- Stored items from a collection
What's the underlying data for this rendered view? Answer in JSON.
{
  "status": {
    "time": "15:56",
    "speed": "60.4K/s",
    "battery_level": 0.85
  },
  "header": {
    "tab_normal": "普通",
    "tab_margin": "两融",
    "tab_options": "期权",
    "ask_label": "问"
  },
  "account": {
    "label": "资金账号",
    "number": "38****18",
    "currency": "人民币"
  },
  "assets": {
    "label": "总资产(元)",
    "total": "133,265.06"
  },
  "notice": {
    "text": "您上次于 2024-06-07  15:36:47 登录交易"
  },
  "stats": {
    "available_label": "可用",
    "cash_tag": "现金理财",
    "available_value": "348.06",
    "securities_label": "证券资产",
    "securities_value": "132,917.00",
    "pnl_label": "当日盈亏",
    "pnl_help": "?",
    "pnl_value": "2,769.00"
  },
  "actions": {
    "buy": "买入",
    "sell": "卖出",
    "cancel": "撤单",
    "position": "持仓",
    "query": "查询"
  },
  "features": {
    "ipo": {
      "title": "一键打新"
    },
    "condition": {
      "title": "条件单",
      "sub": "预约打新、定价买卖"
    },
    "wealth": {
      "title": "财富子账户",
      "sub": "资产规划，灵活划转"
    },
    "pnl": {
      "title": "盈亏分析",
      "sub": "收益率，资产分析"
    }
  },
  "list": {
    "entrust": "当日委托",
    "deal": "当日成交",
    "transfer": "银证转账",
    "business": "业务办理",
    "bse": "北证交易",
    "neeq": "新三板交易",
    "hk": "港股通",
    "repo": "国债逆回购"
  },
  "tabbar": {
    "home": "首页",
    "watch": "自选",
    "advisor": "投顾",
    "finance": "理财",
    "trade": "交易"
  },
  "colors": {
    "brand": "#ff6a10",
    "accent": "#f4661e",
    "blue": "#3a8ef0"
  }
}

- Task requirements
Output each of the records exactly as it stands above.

- Reply
What's the underlying data for this rendered view? Answer in JSON.
{
  "status": {
    "time": "15:56",
    "speed": "60.4K/s",
    "battery_level": 0.85
  },
  "header": {
    "tab_normal": "普通",
    "tab_margin": "两融",
    "tab_options": "期权",
    "ask_label": "问"
  },
  "account": {
    "label": "资金账号",
    "number": "38****18",
    "currency": "人民币"
  },
  "assets": {
    "label": "总资产(元)",
    "total": "133,265.06"
  },
  "notice": {
    "text": "您上次于 2024-06-07  15:36:47 登录交易"
  },
  "stats": {
    "available_label": "可用",
    "cash_tag": "现金理财",
    "available_value": "348.06",
    "securities_label": "证券资产",
    "securities_value": "132,917.00",
    "pnl_label": "当日盈亏",
    "pnl_help": "?",
    "pnl_value": "2,769.00"
  },
  "actions": {
    "buy": "买入",
    "sell": "卖出",
    "cancel": "撤单",
    "position": "持仓",
    "query": "查询"
  },
  "features": {
    "ipo": {
      "title": "一键打新"
    },
    "condition": {
      "title": "条件单",
      "sub": "预约打新、定价买卖"
    },
    "wealth": {
      "title": "财富子账户",
      "sub": "资产规划，灵活划转"
    },
    "pnl": {
      "title": "盈亏分析",
      "sub": "收益率，资产分析"
    }
  },
  "list": {
    "entrust": "当日委托",
    "deal": "当日成交",
    "transfer": "银证转账",
    "business": "业务办理",
    "bse": "北证交易",
    "neeq": "新三板交易",
    "hk": "港股通",
    "repo": "国债逆回购"
  },
  "tabbar": {
    "home": "首页",
    "watch": "自选",
    "advisor": "投顾",
    "finance": "理财",
    "trade": "交易"
  },
  "colors": {
    "brand": "#ff6a10",
    "accent": "#f4661e",
    "blue": "#3a8ef0"
  }
}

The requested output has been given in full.